Problem to work on
No pictures belong in the copy. Restate the rest of the data exactly.

### Data for this exercise

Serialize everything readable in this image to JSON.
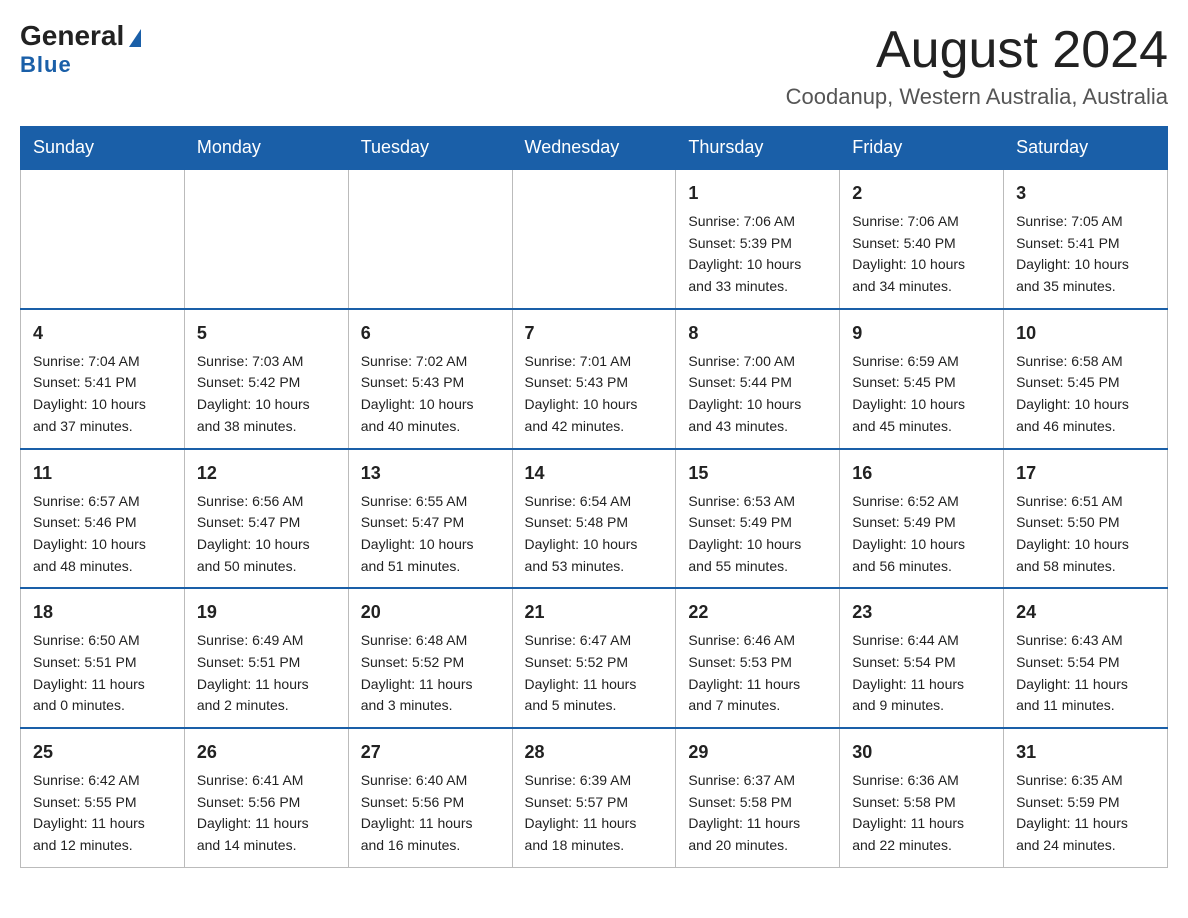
{
  "header": {
    "logo_general": "General",
    "logo_blue": "Blue",
    "month_title": "August 2024",
    "location": "Coodanup, Western Australia, Australia"
  },
  "days_of_week": [
    "Sunday",
    "Monday",
    "Tuesday",
    "Wednesday",
    "Thursday",
    "Friday",
    "Saturday"
  ],
  "weeks": [
    [
      {
        "num": "",
        "sunrise": "",
        "sunset": "",
        "daylight": ""
      },
      {
        "num": "",
        "sunrise": "",
        "sunset": "",
        "daylight": ""
      },
      {
        "num": "",
        "sunrise": "",
        "sunset": "",
        "daylight": ""
      },
      {
        "num": "",
        "sunrise": "",
        "sunset": "",
        "daylight": ""
      },
      {
        "num": "1",
        "sunrise": "Sunrise: 7:06 AM",
        "sunset": "Sunset: 5:39 PM",
        "daylight": "Daylight: 10 hours and 33 minutes."
      },
      {
        "num": "2",
        "sunrise": "Sunrise: 7:06 AM",
        "sunset": "Sunset: 5:40 PM",
        "daylight": "Daylight: 10 hours and 34 minutes."
      },
      {
        "num": "3",
        "sunrise": "Sunrise: 7:05 AM",
        "sunset": "Sunset: 5:41 PM",
        "daylight": "Daylight: 10 hours and 35 minutes."
      }
    ],
    [
      {
        "num": "4",
        "sunrise": "Sunrise: 7:04 AM",
        "sunset": "Sunset: 5:41 PM",
        "daylight": "Daylight: 10 hours and 37 minutes."
      },
      {
        "num": "5",
        "sunrise": "Sunrise: 7:03 AM",
        "sunset": "Sunset: 5:42 PM",
        "daylight": "Daylight: 10 hours and 38 minutes."
      },
      {
        "num": "6",
        "sunrise": "Sunrise: 7:02 AM",
        "sunset": "Sunset: 5:43 PM",
        "daylight": "Daylight: 10 hours and 40 minutes."
      },
      {
        "num": "7",
        "sunrise": "Sunrise: 7:01 AM",
        "sunset": "Sunset: 5:43 PM",
        "daylight": "Daylight: 10 hours and 42 minutes."
      },
      {
        "num": "8",
        "sunrise": "Sunrise: 7:00 AM",
        "sunset": "Sunset: 5:44 PM",
        "daylight": "Daylight: 10 hours and 43 minutes."
      },
      {
        "num": "9",
        "sunrise": "Sunrise: 6:59 AM",
        "sunset": "Sunset: 5:45 PM",
        "daylight": "Daylight: 10 hours and 45 minutes."
      },
      {
        "num": "10",
        "sunrise": "Sunrise: 6:58 AM",
        "sunset": "Sunset: 5:45 PM",
        "daylight": "Daylight: 10 hours and 46 minutes."
      }
    ],
    [
      {
        "num": "11",
        "sunrise": "Sunrise: 6:57 AM",
        "sunset": "Sunset: 5:46 PM",
        "daylight": "Daylight: 10 hours and 48 minutes."
      },
      {
        "num": "12",
        "sunrise": "Sunrise: 6:56 AM",
        "sunset": "Sunset: 5:47 PM",
        "daylight": "Daylight: 10 hours and 50 minutes."
      },
      {
        "num": "13",
        "sunrise": "Sunrise: 6:55 AM",
        "sunset": "Sunset: 5:47 PM",
        "daylight": "Daylight: 10 hours and 51 minutes."
      },
      {
        "num": "14",
        "sunrise": "Sunrise: 6:54 AM",
        "sunset": "Sunset: 5:48 PM",
        "daylight": "Daylight: 10 hours and 53 minutes."
      },
      {
        "num": "15",
        "sunrise": "Sunrise: 6:53 AM",
        "sunset": "Sunset: 5:49 PM",
        "daylight": "Daylight: 10 hours and 55 minutes."
      },
      {
        "num": "16",
        "sunrise": "Sunrise: 6:52 AM",
        "sunset": "Sunset: 5:49 PM",
        "daylight": "Daylight: 10 hours and 56 minutes."
      },
      {
        "num": "17",
        "sunrise": "Sunrise: 6:51 AM",
        "sunset": "Sunset: 5:50 PM",
        "daylight": "Daylight: 10 hours and 58 minutes."
      }
    ],
    [
      {
        "num": "18",
        "sunrise": "Sunrise: 6:50 AM",
        "sunset": "Sunset: 5:51 PM",
        "daylight": "Daylight: 11 hours and 0 minutes."
      },
      {
        "num": "19",
        "sunrise": "Sunrise: 6:49 AM",
        "sunset": "Sunset: 5:51 PM",
        "daylight": "Daylight: 11 hours and 2 minutes."
      },
      {
        "num": "20",
        "sunrise": "Sunrise: 6:48 AM",
        "sunset": "Sunset: 5:52 PM",
        "daylight": "Daylight: 11 hours and 3 minutes."
      },
      {
        "num": "21",
        "sunrise": "Sunrise: 6:47 AM",
        "sunset": "Sunset: 5:52 PM",
        "daylight": "Daylight: 11 hours and 5 minutes."
      },
      {
        "num": "22",
        "sunrise": "Sunrise: 6:46 AM",
        "sunset": "Sunset: 5:53 PM",
        "daylight": "Daylight: 11 hours and 7 minutes."
      },
      {
        "num": "23",
        "sunrise": "Sunrise: 6:44 AM",
        "sunset": "Sunset: 5:54 PM",
        "daylight": "Daylight: 11 hours and 9 minutes."
      },
      {
        "num": "24",
        "sunrise": "Sunrise: 6:43 AM",
        "sunset": "Sunset: 5:54 PM",
        "daylight": "Daylight: 11 hours and 11 minutes."
      }
    ],
    [
      {
        "num": "25",
        "sunrise": "Sunrise: 6:42 AM",
        "sunset": "Sunset: 5:55 PM",
        "daylight": "Daylight: 11 hours and 12 minutes."
      },
      {
        "num": "26",
        "sunrise": "Sunrise: 6:41 AM",
        "sunset": "Sunset: 5:56 PM",
        "daylight": "Daylight: 11 hours and 14 minutes."
      },
      {
        "num": "27",
        "sunrise": "Sunrise: 6:40 AM",
        "sunset": "Sunset: 5:56 PM",
        "daylight": "Daylight: 11 hours and 16 minutes."
      },
      {
        "num": "28",
        "sunrise": "Sunrise: 6:39 AM",
        "sunset": "Sunset: 5:57 PM",
        "daylight": "Daylight: 11 hours and 18 minutes."
      },
      {
        "num": "29",
        "sunrise": "Sunrise: 6:37 AM",
        "sunset": "Sunset: 5:58 PM",
        "daylight": "Daylight: 11 hours and 20 minutes."
      },
      {
        "num": "30",
        "sunrise": "Sunrise: 6:36 AM",
        "sunset": "Sunset: 5:58 PM",
        "daylight": "Daylight: 11 hours and 22 minutes."
      },
      {
        "num": "31",
        "sunrise": "Sunrise: 6:35 AM",
        "sunset": "Sunset: 5:59 PM",
        "daylight": "Daylight: 11 hours and 24 minutes."
      }
    ]
  ]
}
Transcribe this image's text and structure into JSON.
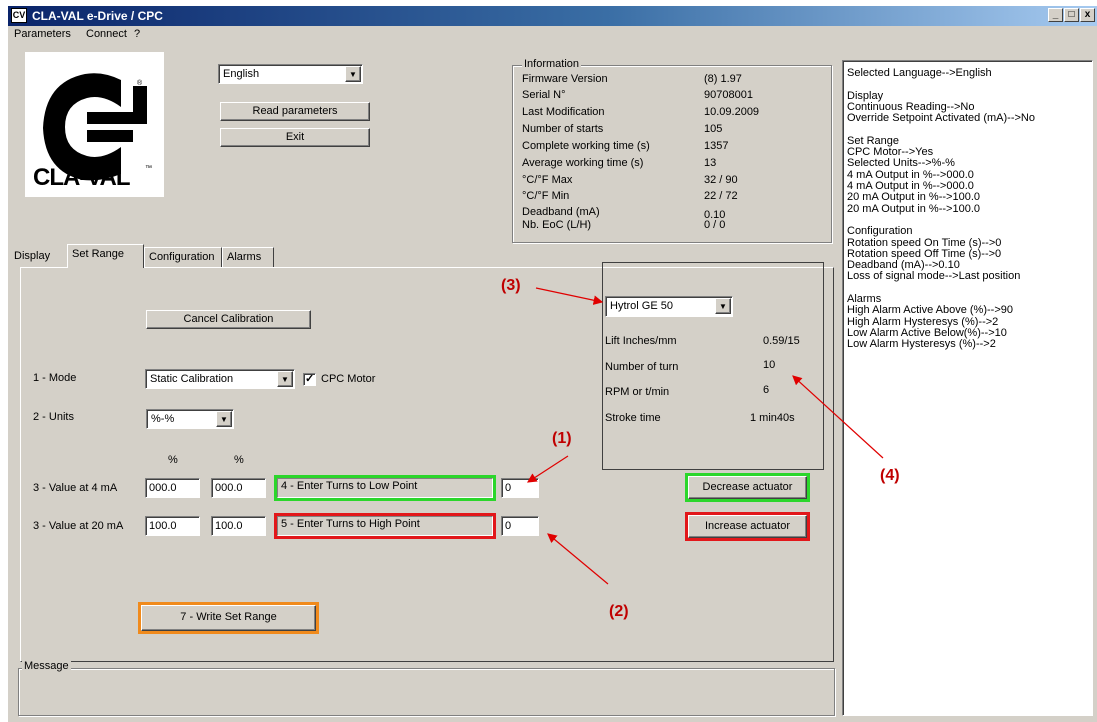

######

Result
Serialize everything readable in this image to JSON.
{
  "header": {
    "logo_general": "General",
    "logo_blue": "Blue",
    "month_title": "August 2024",
    "location": "Coodanup, Western Australia, Australia"
  },
  "days_of_week": [
    "Sunday",
    "Monday",
    "Tuesday",
    "Wednesday",
    "Thursday",
    "Friday",
    "Saturday"
  ],
  "weeks": [
    [
      {
        "num": "",
        "sunrise": "",
        "sunset": "",
        "daylight": ""
      },
      {
        "num": "",
        "sunrise": "",
        "sunset": "",
        "daylight": ""
      },
      {
        "num": "",
        "sunrise": "",
        "sunset": "",
        "daylight": ""
      },
      {
        "num": "",
        "sunrise": "",
        "sunset": "",
        "daylight": ""
      },
      {
        "num": "1",
        "sunrise": "Sunrise: 7:06 AM",
        "sunset": "Sunset: 5:39 PM",
        "daylight": "Daylight: 10 hours and 33 minutes."
      },
      {
        "num": "2",
        "sunrise": "Sunrise: 7:06 AM",
        "sunset": "Sunset: 5:40 PM",
        "daylight": "Daylight: 10 hours and 34 minutes."
      },
      {
        "num": "3",
        "sunrise": "Sunrise: 7:05 AM",
        "sunset": "Sunset: 5:41 PM",
        "daylight": "Daylight: 10 hours and 35 minutes."
      }
    ],
    [
      {
        "num": "4",
        "sunrise": "Sunrise: 7:04 AM",
        "sunset": "Sunset: 5:41 PM",
        "daylight": "Daylight: 10 hours and 37 minutes."
      },
      {
        "num": "5",
        "sunrise": "Sunrise: 7:03 AM",
        "sunset": "Sunset: 5:42 PM",
        "daylight": "Daylight: 10 hours and 38 minutes."
      },
      {
        "num": "6",
        "sunrise": "Sunrise: 7:02 AM",
        "sunset": "Sunset: 5:43 PM",
        "daylight": "Daylight: 10 hours and 40 minutes."
      },
      {
        "num": "7",
        "sunrise": "Sunrise: 7:01 AM",
        "sunset": "Sunset: 5:43 PM",
        "daylight": "Daylight: 10 hours and 42 minutes."
      },
      {
        "num": "8",
        "sunrise": "Sunrise: 7:00 AM",
        "sunset": "Sunset: 5:44 PM",
        "daylight": "Daylight: 10 hours and 43 minutes."
      },
      {
        "num": "9",
        "sunrise": "Sunrise: 6:59 AM",
        "sunset": "Sunset: 5:45 PM",
        "daylight": "Daylight: 10 hours and 45 minutes."
      },
      {
        "num": "10",
        "sunrise": "Sunrise: 6:58 AM",
        "sunset": "Sunset: 5:45 PM",
        "daylight": "Daylight: 10 hours and 46 minutes."
      }
    ],
    [
      {
        "num": "11",
        "sunrise": "Sunrise: 6:57 AM",
        "sunset": "Sunset: 5:46 PM",
        "daylight": "Daylight: 10 hours and 48 minutes."
      },
      {
        "num": "12",
        "sunrise": "Sunrise: 6:56 AM",
        "sunset": "Sunset: 5:47 PM",
        "daylight": "Daylight: 10 hours and 50 minutes."
      },
      {
        "num": "13",
        "sunrise": "Sunrise: 6:55 AM",
        "sunset": "Sunset: 5:47 PM",
        "daylight": "Daylight: 10 hours and 51 minutes."
      },
      {
        "num": "14",
        "sunrise": "Sunrise: 6:54 AM",
        "sunset": "Sunset: 5:48 PM",
        "daylight": "Daylight: 10 hours and 53 minutes."
      },
      {
        "num": "15",
        "sunrise": "Sunrise: 6:53 AM",
        "sunset": "Sunset: 5:49 PM",
        "daylight": "Daylight: 10 hours and 55 minutes."
      },
      {
        "num": "16",
        "sunrise": "Sunrise: 6:52 AM",
        "sunset": "Sunset: 5:49 PM",
        "daylight": "Daylight: 10 hours and 56 minutes."
      },
      {
        "num": "17",
        "sunrise": "Sunrise: 6:51 AM",
        "sunset": "Sunset: 5:50 PM",
        "daylight": "Daylight: 10 hours and 58 minutes."
      }
    ],
    [
      {
        "num": "18",
        "sunrise": "Sunrise: 6:50 AM",
        "sunset": "Sunset: 5:51 PM",
        "daylight": "Daylight: 11 hours and 0 minutes."
      },
      {
        "num": "19",
        "sunrise": "Sunrise: 6:49 AM",
        "sunset": "Sunset: 5:51 PM",
        "daylight": "Daylight: 11 hours and 2 minutes."
      },
      {
        "num": "20",
        "sunrise": "Sunrise: 6:48 AM",
        "sunset": "Sunset: 5:52 PM",
        "daylight": "Daylight: 11 hours and 3 minutes."
      },
      {
        "num": "21",
        "sunrise": "Sunrise: 6:47 AM",
        "sunset": "Sunset: 5:52 PM",
        "daylight": "Daylight: 11 hours and 5 minutes."
      },
      {
        "num": "22",
        "sunrise": "Sunrise: 6:46 AM",
        "sunset": "Sunset: 5:53 PM",
        "daylight": "Daylight: 11 hours and 7 minutes."
      },
      {
        "num": "23",
        "sunrise": "Sunrise: 6:44 AM",
        "sunset": "Sunset: 5:54 PM",
        "daylight": "Daylight: 11 hours and 9 minutes."
      },
      {
        "num": "24",
        "sunrise": "Sunrise: 6:43 AM",
        "sunset": "Sunset: 5:54 PM",
        "daylight": "Daylight: 11 hours and 11 minutes."
      }
    ],
    [
      {
        "num": "25",
        "sunrise": "Sunrise: 6:42 AM",
        "sunset": "Sunset: 5:55 PM",
        "daylight": "Daylight: 11 hours and 12 minutes."
      },
      {
        "num": "26",
        "sunrise": "Sunrise: 6:41 AM",
        "sunset": "Sunset: 5:56 PM",
        "daylight": "Daylight: 11 hours and 14 minutes."
      },
      {
        "num": "27",
        "sunrise": "Sunrise: 6:40 AM",
        "sunset": "Sunset: 5:56 PM",
        "daylight": "Daylight: 11 hours and 16 minutes."
      },
      {
        "num": "28",
        "sunrise": "Sunrise: 6:39 AM",
        "sunset": "Sunset: 5:57 PM",
        "daylight": "Daylight: 11 hours and 18 minutes."
      },
      {
        "num": "29",
        "sunrise": "Sunrise: 6:37 AM",
        "sunset": "Sunset: 5:58 PM",
        "daylight": "Daylight: 11 hours and 20 minutes."
      },
      {
        "num": "30",
        "sunrise": "Sunrise: 6:36 AM",
        "sunset": "Sunset: 5:58 PM",
        "daylight": "Daylight: 11 hours and 22 minutes."
      },
      {
        "num": "31",
        "sunrise": "Sunrise: 6:35 AM",
        "sunset": "Sunset: 5:59 PM",
        "daylight": "Daylight: 11 hours and 24 minutes."
      }
    ]
  ]
}
Transcribe this image's text and structure into JSON.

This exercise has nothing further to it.